Unlike Susan, Anne had to cross an ocean and a country to end up in British Columbia. She was born in Leeuwarden, Netherlands and started her teaching career in the Edmonton Catholic School District in 1968 as a Grade 1 teacher. She also taught Grade 5 in the same district and was eventually asked to set up a program for supporting students with visual impairments. She quickly heard her calling with this student group and went back to school in San Francisco to get her credentials as a teacher of the visually impaired. Returning to Alberta, she joined Alberta Education and worked as a Special Education consultant in Edmonton and Calgary from 1974 to 1987. The ocean beckoned and she moved to Vancouver where she worked as an itinerant TVI in the lower mainland and as a member of the Special Services Resource Team in the Vancouver school district. She joined SET-BC in 1993 as a member of the Region 2 Lower Mainland team, sharing her vision services specialty with both colleagues and teams throughout the lower mainland. In 1998 she moved to PRCVI as an outreach coordinator and then assumed the final role of her career, that of PRCVI Program Manager in 2007.

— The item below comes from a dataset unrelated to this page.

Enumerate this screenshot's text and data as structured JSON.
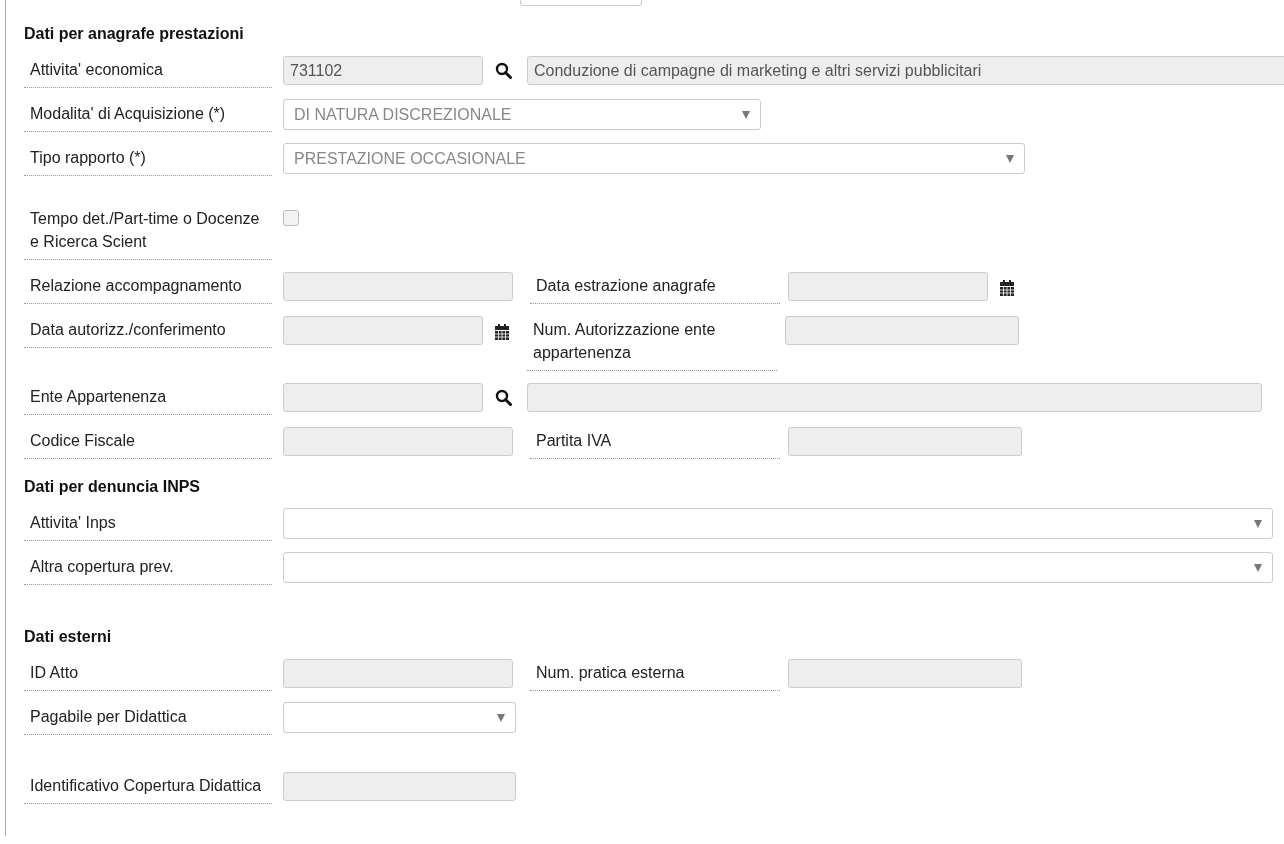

It would be impossible to attempt to adequately describe the impact Anne has had on the local, regional, provincial and national vision community during her long and successful career. She has been a tireless advocate of students with visual impairments and has had the vision and dedication to oversee so many initiatives which have improved the lives of BC students who have low vision or are blind. Vision teachers across BC have looked to Anne for help and support and she has always been there, working side by side with them, to ensure that BC leads in service provision for this student population. She was one of the original visionaries who brought ARC-BC to life extending the availability of alternate format materials to all BC students with perceptual disabilities.
Through her contributions and leadership to CAER (Canadian Association of Educational Resource Centres) and other provincial and national organizations, she has very positively influenced how alternate format materials are produced and distributed throughout Canada. Anne can be so proud of the legacy she leaves behind – she may be retiring now but her influence will be felt for many, many years to come. We wish her the best and hope her retirement travel plans take her to many wonderful and exotic locations.